- _WHAT THE EXERCISE ASKS_:
What you give back must match the records below word for word.

- _Dataset excerpts_:

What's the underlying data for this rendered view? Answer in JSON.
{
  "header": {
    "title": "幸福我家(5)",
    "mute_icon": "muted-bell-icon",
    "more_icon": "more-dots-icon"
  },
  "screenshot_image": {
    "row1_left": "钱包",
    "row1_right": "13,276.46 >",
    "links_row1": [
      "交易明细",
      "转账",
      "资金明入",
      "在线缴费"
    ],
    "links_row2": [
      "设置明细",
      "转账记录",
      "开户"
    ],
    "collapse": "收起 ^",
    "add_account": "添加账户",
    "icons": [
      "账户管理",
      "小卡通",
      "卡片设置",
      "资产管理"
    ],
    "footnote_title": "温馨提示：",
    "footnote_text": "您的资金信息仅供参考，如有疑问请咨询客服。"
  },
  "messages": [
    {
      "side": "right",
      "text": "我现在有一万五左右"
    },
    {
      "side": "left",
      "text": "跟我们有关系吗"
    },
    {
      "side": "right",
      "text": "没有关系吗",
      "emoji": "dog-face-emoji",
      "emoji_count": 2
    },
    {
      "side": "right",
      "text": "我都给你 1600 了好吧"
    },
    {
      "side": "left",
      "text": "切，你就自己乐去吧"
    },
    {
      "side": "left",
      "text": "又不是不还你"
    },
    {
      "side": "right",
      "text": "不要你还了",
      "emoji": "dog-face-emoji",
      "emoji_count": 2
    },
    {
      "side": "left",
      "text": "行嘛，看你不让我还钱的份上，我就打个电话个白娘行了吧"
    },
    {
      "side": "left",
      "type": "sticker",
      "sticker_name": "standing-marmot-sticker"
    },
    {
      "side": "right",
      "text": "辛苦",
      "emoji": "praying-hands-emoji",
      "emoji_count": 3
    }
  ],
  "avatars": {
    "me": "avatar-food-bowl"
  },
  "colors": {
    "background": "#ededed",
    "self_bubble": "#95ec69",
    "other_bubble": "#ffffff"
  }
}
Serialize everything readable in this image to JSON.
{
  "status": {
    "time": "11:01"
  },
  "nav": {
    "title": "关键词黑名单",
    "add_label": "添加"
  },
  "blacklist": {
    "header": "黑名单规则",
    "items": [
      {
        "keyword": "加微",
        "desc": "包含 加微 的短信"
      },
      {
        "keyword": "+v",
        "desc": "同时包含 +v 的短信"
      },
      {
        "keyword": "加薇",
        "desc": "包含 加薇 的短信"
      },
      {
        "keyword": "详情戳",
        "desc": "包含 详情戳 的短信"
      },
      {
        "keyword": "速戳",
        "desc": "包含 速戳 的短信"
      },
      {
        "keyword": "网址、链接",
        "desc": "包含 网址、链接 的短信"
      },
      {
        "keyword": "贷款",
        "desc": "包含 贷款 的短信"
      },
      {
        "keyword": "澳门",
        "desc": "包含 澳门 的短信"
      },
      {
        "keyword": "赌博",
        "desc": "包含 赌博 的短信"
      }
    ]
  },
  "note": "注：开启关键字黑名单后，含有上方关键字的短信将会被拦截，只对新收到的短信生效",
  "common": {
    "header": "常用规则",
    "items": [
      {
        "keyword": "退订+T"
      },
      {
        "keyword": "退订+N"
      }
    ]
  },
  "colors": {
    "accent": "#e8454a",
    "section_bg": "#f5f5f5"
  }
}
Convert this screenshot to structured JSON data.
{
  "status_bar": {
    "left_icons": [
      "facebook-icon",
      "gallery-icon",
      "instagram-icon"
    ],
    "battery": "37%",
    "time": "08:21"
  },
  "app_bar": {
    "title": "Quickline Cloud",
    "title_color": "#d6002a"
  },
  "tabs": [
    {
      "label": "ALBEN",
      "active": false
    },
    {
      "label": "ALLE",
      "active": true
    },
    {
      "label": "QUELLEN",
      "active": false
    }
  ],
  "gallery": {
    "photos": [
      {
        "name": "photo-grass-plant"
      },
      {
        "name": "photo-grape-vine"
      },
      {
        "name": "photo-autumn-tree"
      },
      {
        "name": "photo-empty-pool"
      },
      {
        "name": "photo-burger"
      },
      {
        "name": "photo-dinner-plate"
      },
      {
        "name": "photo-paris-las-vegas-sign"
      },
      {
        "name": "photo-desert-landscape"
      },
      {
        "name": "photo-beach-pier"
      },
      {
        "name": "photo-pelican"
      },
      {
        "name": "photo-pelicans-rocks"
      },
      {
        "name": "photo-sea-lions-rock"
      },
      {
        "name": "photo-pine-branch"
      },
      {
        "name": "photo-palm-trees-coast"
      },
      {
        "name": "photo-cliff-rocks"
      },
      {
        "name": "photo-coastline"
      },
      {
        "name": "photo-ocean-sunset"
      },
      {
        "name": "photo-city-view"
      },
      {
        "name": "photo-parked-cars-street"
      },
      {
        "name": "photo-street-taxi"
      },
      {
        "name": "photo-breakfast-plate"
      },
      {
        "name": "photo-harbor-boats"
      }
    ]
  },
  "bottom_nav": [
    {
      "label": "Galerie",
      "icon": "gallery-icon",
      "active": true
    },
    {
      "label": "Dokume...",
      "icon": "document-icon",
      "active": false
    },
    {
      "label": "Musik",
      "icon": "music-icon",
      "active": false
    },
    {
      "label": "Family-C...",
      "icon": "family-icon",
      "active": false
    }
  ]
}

- _EXERCISE ANSWER_:
What's the underlying data for this rendered view? Answer in JSON.
{
  "header": {
    "title": "幸福我家(5)",
    "mute_icon": "muted-bell-icon",
    "more_icon": "more-dots-icon"
  },
  "screenshot_image": {
    "row1_left": "钱包",
    "row1_right": "13,276.46 >",
    "links_row1": [
      "交易明细",
      "转账",
      "资金明入",
      "在线缴费"
    ],
    "links_row2": [
      "设置明细",
      "转账记录",
      "开户"
    ],
    "collapse": "收起 ^",
    "add_account": "添加账户",
    "icons": [
      "账户管理",
      "小卡通",
      "卡片设置",
      "资产管理"
    ],
    "footnote_title": "温馨提示：",
    "footnote_text": "您的资金信息仅供参考，如有疑问请咨询客服。"
  },
  "messages": [
    {
      "side": "right",
      "text": "我现在有一万五左右"
    },
    {
      "side": "left",
      "text": "跟我们有关系吗"
    },
    {
      "side": "right",
      "text": "没有关系吗",
      "emoji": "dog-face-emoji",
      "emoji_count": 2
    },
    {
      "side": "right",
      "text": "我都给你 1600 了好吧"
    },
    {
      "side": "left",
      "text": "切，你就自己乐去吧"
    },
    {
      "side": "left",
      "text": "又不是不还你"
    },
    {
      "side": "right",
      "text": "不要你还了",
      "emoji": "dog-face-emoji",
      "emoji_count": 2
    },
    {
      "side": "left",
      "text": "行嘛，看你不让我还钱的份上，我就打个电话个白娘行了吧"
    },
    {
      "side": "left",
      "type": "sticker",
      "sticker_name": "standing-marmot-sticker"
    },
    {
      "side": "right",
      "text": "辛苦",
      "emoji": "praying-hands-emoji",
      "emoji_count": 3
    }
  ],
  "avatars": {
    "me": "avatar-food-bowl"
  },
  "colors": {
    "background": "#ededed",
    "self_bubble": "#95ec69",
    "other_bubble": "#ffffff"
  }
}
Serialize everything readable in this image to JSON.
{
  "status": {
    "time": "11:01"
  },
  "nav": {
    "title": "关键词黑名单",
    "add_label": "添加"
  },
  "blacklist": {
    "header": "黑名单规则",
    "items": [
      {
        "keyword": "加微",
        "desc": "包含 加微 的短信"
      },
      {
        "keyword": "+v",
        "desc": "同时包含 +v 的短信"
      },
      {
        "keyword": "加薇",
        "desc": "包含 加薇 的短信"
      },
      {
        "keyword": "详情戳",
        "desc": "包含 详情戳 的短信"
      },
      {
        "keyword": "速戳",
        "desc": "包含 速戳 的短信"
      },
      {
        "keyword": "网址、链接",
        "desc": "包含 网址、链接 的短信"
      },
      {
        "keyword": "贷款",
        "desc": "包含 贷款 的短信"
      },
      {
        "keyword": "澳门",
        "desc": "包含 澳门 的短信"
      },
      {
        "keyword": "赌博",
        "desc": "包含 赌博 的短信"
      }
    ]
  },
  "note": "注：开启关键字黑名单后，含有上方关键字的短信将会被拦截，只对新收到的短信生效",
  "common": {
    "header": "常用规则",
    "items": [
      {
        "keyword": "退订+T"
      },
      {
        "keyword": "退订+N"
      }
    ]
  },
  "colors": {
    "accent": "#e8454a",
    "section_bg": "#f5f5f5"
  }
}
Convert this screenshot to structured JSON data.
{
  "status_bar": {
    "left_icons": [
      "facebook-icon",
      "gallery-icon",
      "instagram-icon"
    ],
    "battery": "37%",
    "time": "08:21"
  },
  "app_bar": {
    "title": "Quickline Cloud",
    "title_color": "#d6002a"
  },
  "tabs": [
    {
      "label": "ALBEN",
      "active": false
    },
    {
      "label": "ALLE",
      "active": true
    },
    {
      "label": "QUELLEN",
      "active": false
    }
  ],
  "gallery": {
    "photos": [
      {
        "name": "photo-grass-plant"
      },
      {
        "name": "photo-grape-vine"
      },
      {
        "name": "photo-autumn-tree"
      },
      {
        "name": "photo-empty-pool"
      },
      {
        "name": "photo-burger"
      },
      {
        "name": "photo-dinner-plate"
      },
      {
        "name": "photo-paris-las-vegas-sign"
      },
      {
        "name": "photo-desert-landscape"
      },
      {
        "name": "photo-beach-pier"
      },
      {
        "name": "photo-pelican"
      },
      {
        "name": "photo-pelicans-rocks"
      },
      {
        "name": "photo-sea-lions-rock"
      },
      {
        "name": "photo-pine-branch"
      },
      {
        "name": "photo-palm-trees-coast"
      },
      {
        "name": "photo-cliff-rocks"
      },
      {
        "name": "photo-coastline"
      },
      {
        "name": "photo-ocean-sunset"
      },
      {
        "name": "photo-city-view"
      },
      {
        "name": "photo-parked-cars-street"
      },
      {
        "name": "photo-street-taxi"
      },
      {
        "name": "photo-breakfast-plate"
      },
      {
        "name": "photo-harbor-boats"
      }
    ]
  },
  "bottom_nav": [
    {
      "label": "Galerie",
      "icon": "gallery-icon",
      "active": true
    },
    {
      "label": "Dokume...",
      "icon": "document-icon",
      "active": false
    },
    {
      "label": "Musik",
      "icon": "music-icon",
      "active": false
    },
    {
      "label": "Family-C...",
      "icon": "family-icon",
      "active": false
    }
  ]
}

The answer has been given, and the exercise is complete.